(Component data from apps and pages)
++++++++++

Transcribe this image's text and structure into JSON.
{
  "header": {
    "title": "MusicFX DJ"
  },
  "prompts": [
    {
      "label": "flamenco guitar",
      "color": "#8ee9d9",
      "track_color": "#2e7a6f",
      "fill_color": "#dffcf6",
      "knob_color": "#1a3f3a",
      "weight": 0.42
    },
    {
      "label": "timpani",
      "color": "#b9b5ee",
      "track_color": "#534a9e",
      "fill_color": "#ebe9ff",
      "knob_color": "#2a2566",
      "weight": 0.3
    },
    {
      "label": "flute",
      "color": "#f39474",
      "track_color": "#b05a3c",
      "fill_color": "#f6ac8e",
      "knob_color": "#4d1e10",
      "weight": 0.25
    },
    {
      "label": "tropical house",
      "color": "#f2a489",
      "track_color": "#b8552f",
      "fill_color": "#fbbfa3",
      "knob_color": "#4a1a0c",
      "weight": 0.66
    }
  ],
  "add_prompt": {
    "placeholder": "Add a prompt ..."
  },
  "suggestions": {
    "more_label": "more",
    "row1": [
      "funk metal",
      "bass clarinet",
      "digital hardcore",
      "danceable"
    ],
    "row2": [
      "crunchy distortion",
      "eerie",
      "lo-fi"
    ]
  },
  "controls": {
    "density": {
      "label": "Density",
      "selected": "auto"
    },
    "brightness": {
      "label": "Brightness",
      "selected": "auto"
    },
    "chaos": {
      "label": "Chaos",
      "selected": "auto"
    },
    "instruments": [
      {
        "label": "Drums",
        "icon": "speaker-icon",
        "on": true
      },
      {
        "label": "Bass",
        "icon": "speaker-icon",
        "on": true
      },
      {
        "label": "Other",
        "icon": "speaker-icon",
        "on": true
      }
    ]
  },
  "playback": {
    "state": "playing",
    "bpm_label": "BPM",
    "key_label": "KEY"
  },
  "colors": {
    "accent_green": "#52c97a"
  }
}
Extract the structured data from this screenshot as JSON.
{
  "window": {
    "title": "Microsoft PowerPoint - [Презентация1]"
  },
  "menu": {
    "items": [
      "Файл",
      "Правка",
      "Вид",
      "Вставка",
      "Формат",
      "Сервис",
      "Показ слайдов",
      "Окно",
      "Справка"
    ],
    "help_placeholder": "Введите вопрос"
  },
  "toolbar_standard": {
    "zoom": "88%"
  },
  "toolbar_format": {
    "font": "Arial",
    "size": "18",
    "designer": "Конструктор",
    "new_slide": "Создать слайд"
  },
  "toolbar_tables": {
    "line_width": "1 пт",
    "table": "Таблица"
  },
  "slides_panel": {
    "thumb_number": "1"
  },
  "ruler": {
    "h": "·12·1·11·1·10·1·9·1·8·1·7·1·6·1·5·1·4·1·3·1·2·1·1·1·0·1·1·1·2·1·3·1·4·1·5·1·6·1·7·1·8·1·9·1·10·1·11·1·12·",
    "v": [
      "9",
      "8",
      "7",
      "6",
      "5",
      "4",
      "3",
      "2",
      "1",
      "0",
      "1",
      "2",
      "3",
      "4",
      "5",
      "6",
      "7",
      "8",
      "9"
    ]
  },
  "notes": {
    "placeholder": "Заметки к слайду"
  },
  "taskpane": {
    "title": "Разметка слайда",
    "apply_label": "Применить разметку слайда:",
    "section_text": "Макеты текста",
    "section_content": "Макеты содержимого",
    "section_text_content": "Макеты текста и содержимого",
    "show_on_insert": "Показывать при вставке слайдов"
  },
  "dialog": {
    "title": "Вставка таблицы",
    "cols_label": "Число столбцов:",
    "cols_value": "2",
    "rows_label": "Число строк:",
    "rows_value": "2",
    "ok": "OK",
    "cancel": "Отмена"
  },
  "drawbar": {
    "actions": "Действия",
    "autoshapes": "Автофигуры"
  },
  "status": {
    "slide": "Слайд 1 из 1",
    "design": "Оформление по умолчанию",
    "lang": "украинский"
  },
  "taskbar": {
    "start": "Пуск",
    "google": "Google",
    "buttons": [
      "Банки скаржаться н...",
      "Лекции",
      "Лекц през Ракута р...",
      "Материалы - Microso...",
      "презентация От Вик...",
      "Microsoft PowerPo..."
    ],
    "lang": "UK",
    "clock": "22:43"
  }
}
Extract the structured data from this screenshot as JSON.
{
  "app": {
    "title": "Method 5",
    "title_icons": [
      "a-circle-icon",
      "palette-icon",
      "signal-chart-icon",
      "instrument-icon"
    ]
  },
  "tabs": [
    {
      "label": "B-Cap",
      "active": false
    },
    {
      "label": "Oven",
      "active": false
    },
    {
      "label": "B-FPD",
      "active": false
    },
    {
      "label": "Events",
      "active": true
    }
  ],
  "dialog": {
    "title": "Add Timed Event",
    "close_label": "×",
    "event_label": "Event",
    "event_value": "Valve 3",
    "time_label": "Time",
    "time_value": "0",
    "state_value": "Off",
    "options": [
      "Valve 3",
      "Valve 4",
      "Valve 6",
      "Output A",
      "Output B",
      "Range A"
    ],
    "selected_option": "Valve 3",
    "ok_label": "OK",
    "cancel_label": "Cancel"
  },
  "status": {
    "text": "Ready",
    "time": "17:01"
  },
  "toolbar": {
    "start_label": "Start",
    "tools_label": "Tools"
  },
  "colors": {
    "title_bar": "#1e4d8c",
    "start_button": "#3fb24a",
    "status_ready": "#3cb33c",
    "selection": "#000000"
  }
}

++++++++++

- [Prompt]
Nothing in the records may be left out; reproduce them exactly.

- [Response area]
Transcribe this image's text and structure into JSON.
{
  "header": {
    "title": "MusicFX DJ"
  },
  "prompts": [
    {
      "label": "flamenco guitar",
      "color": "#8ee9d9",
      "track_color": "#2e7a6f",
      "fill_color": "#dffcf6",
      "knob_color": "#1a3f3a",
      "weight": 0.42
    },
    {
      "label": "timpani",
      "color": "#b9b5ee",
      "track_color": "#534a9e",
      "fill_color": "#ebe9ff",
      "knob_color": "#2a2566",
      "weight": 0.3
    },
    {
      "label": "flute",
      "color": "#f39474",
      "track_color": "#b05a3c",
      "fill_color": "#f6ac8e",
      "knob_color": "#4d1e10",
      "weight": 0.25
    },
    {
      "label": "tropical house",
      "color": "#f2a489",
      "track_color": "#b8552f",
      "fill_color": "#fbbfa3",
      "knob_color": "#4a1a0c",
      "weight": 0.66
    }
  ],
  "add_prompt": {
    "placeholder": "Add a prompt ..."
  },
  "suggestions": {
    "more_label": "more",
    "row1": [
      "funk metal",
      "bass clarinet",
      "digital hardcore",
      "danceable"
    ],
    "row2": [
      "crunchy distortion",
      "eerie",
      "lo-fi"
    ]
  },
  "controls": {
    "density": {
      "label": "Density",
      "selected": "auto"
    },
    "brightness": {
      "label": "Brightness",
      "selected": "auto"
    },
    "chaos": {
      "label": "Chaos",
      "selected": "auto"
    },
    "instruments": [
      {
        "label": "Drums",
        "icon": "speaker-icon",
        "on": true
      },
      {
        "label": "Bass",
        "icon": "speaker-icon",
        "on": true
      },
      {
        "label": "Other",
        "icon": "speaker-icon",
        "on": true
      }
    ]
  },
  "playback": {
    "state": "playing",
    "bpm_label": "BPM",
    "key_label": "KEY"
  },
  "colors": {
    "accent_green": "#52c97a"
  }
}
Extract the structured data from this screenshot as JSON.
{
  "window": {
    "title": "Microsoft PowerPoint - [Презентация1]"
  },
  "menu": {
    "items": [
      "Файл",
      "Правка",
      "Вид",
      "Вставка",
      "Формат",
      "Сервис",
      "Показ слайдов",
      "Окно",
      "Справка"
    ],
    "help_placeholder": "Введите вопрос"
  },
  "toolbar_standard": {
    "zoom": "88%"
  },
  "toolbar_format": {
    "font": "Arial",
    "size": "18",
    "designer": "Конструктор",
    "new_slide": "Создать слайд"
  },
  "toolbar_tables": {
    "line_width": "1 пт",
    "table": "Таблица"
  },
  "slides_panel": {
    "thumb_number": "1"
  },
  "ruler": {
    "h": "·12·1·11·1·10·1·9·1·8·1·7·1·6·1·5·1·4·1·3·1·2·1·1·1·0·1·1·1·2·1·3·1·4·1·5·1·6·1·7·1·8·1·9·1·10·1·11·1·12·",
    "v": [
      "9",
      "8",
      "7",
      "6",
      "5",
      "4",
      "3",
      "2",
      "1",
      "0",
      "1",
      "2",
      "3",
      "4",
      "5",
      "6",
      "7",
      "8",
      "9"
    ]
  },
  "notes": {
    "placeholder": "Заметки к слайду"
  },
  "taskpane": {
    "title": "Разметка слайда",
    "apply_label": "Применить разметку слайда:",
    "section_text": "Макеты текста",
    "section_content": "Макеты содержимого",
    "section_text_content": "Макеты текста и содержимого",
    "show_on_insert": "Показывать при вставке слайдов"
  },
  "dialog": {
    "title": "Вставка таблицы",
    "cols_label": "Число столбцов:",
    "cols_value": "2",
    "rows_label": "Число строк:",
    "rows_value": "2",
    "ok": "OK",
    "cancel": "Отмена"
  },
  "drawbar": {
    "actions": "Действия",
    "autoshapes": "Автофигуры"
  },
  "status": {
    "slide": "Слайд 1 из 1",
    "design": "Оформление по умолчанию",
    "lang": "украинский"
  },
  "taskbar": {
    "start": "Пуск",
    "google": "Google",
    "buttons": [
      "Банки скаржаться н...",
      "Лекции",
      "Лекц през Ракута р...",
      "Материалы - Microso...",
      "презентация От Вик...",
      "Microsoft PowerPo..."
    ],
    "lang": "UK",
    "clock": "22:43"
  }
}
Extract the structured data from this screenshot as JSON.
{
  "app": {
    "title": "Method 5",
    "title_icons": [
      "a-circle-icon",
      "palette-icon",
      "signal-chart-icon",
      "instrument-icon"
    ]
  },
  "tabs": [
    {
      "label": "B-Cap",
      "active": false
    },
    {
      "label": "Oven",
      "active": false
    },
    {
      "label": "B-FPD",
      "active": false
    },
    {
      "label": "Events",
      "active": true
    }
  ],
  "dialog": {
    "title": "Add Timed Event",
    "close_label": "×",
    "event_label": "Event",
    "event_value": "Valve 3",
    "time_label": "Time",
    "time_value": "0",
    "state_value": "Off",
    "options": [
      "Valve 3",
      "Valve 4",
      "Valve 6",
      "Output A",
      "Output B",
      "Range A"
    ],
    "selected_option": "Valve 3",
    "ok_label": "OK",
    "cancel_label": "Cancel"
  },
  "status": {
    "text": "Ready",
    "time": "17:01"
  },
  "toolbar": {
    "start_label": "Start",
    "tools_label": "Tools"
  },
  "colors": {
    "title_bar": "#1e4d8c",
    "start_button": "#3fb24a",
    "status_ready": "#3cb33c",
    "selection": "#000000"
  }
}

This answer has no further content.